The Health Service Executive is facing a massive payout of hundreds of millions of euro to compensate hospital consultants for the State’s failure to pay them higher salaries agreed eight years ago .
The figure, which was set at €700m in a worst case scenario is likely to come to at least €350m.
It follows the decision of the HSE not to appeal a case brought by consultants arising out of the non-payment of part of their salaries.
In January last year the Employment Appeals Tribunal ruled in favour of two hospital consultants, anaesthetist Thomas Hogan and endocrinologist John McDermott, who argued that the HSE had breached their 2008 employment contracts.

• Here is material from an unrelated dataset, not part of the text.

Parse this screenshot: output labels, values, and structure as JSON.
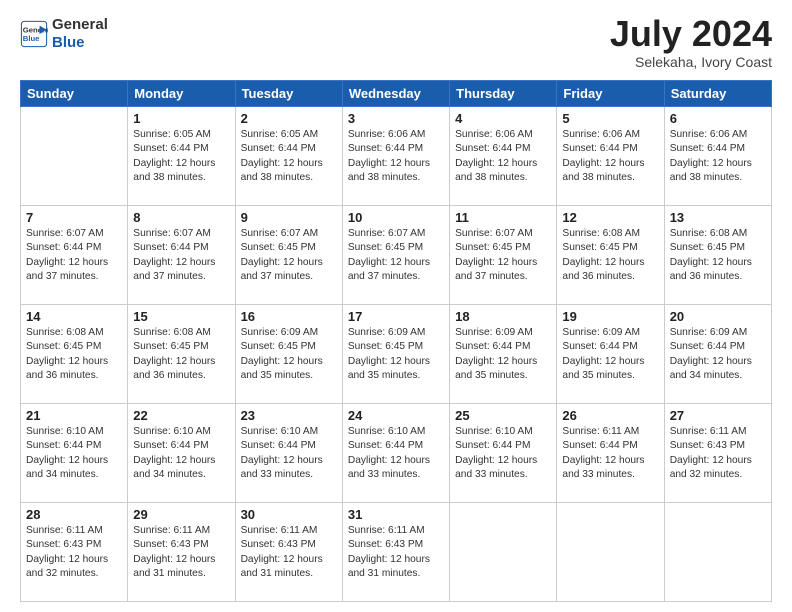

The tribunal found the non-payment of portions of the doctors’ salaries amounted to an unlawful deduction under the Payment of Wages Act.
The HSE appealed the ruling to the High Court and it was due to go ahead early this year but it has now been withdrawn.
However, it is understood the Attorney General advised the HSE to settle these cases.
Previously the HSE had indicated publicly that the cost could be about €350m or even higher when legal bills were added.
However, sources suggested that this represented a net rather than gross figure.
Under the 2008 contract, consultants agreed to major work-practice changes, including the restriction and in some cases the elimination of private practice, weekend working and extended rosters.
In return, the then minister for health Mary Harney offered them salaries of between €170,000 and €240,000, with increases to bring the rate up to these levels to be paid on a phased basis.
The first payment was made, but not the second, following the collapse in the public finances. Subsequently the State cut consultants’ pay by 15 pc.
The Irish Hospital Consultants Association confirmed the appeal was withdrawn and said it welcomed the development.
The HSE was unavailable for comment.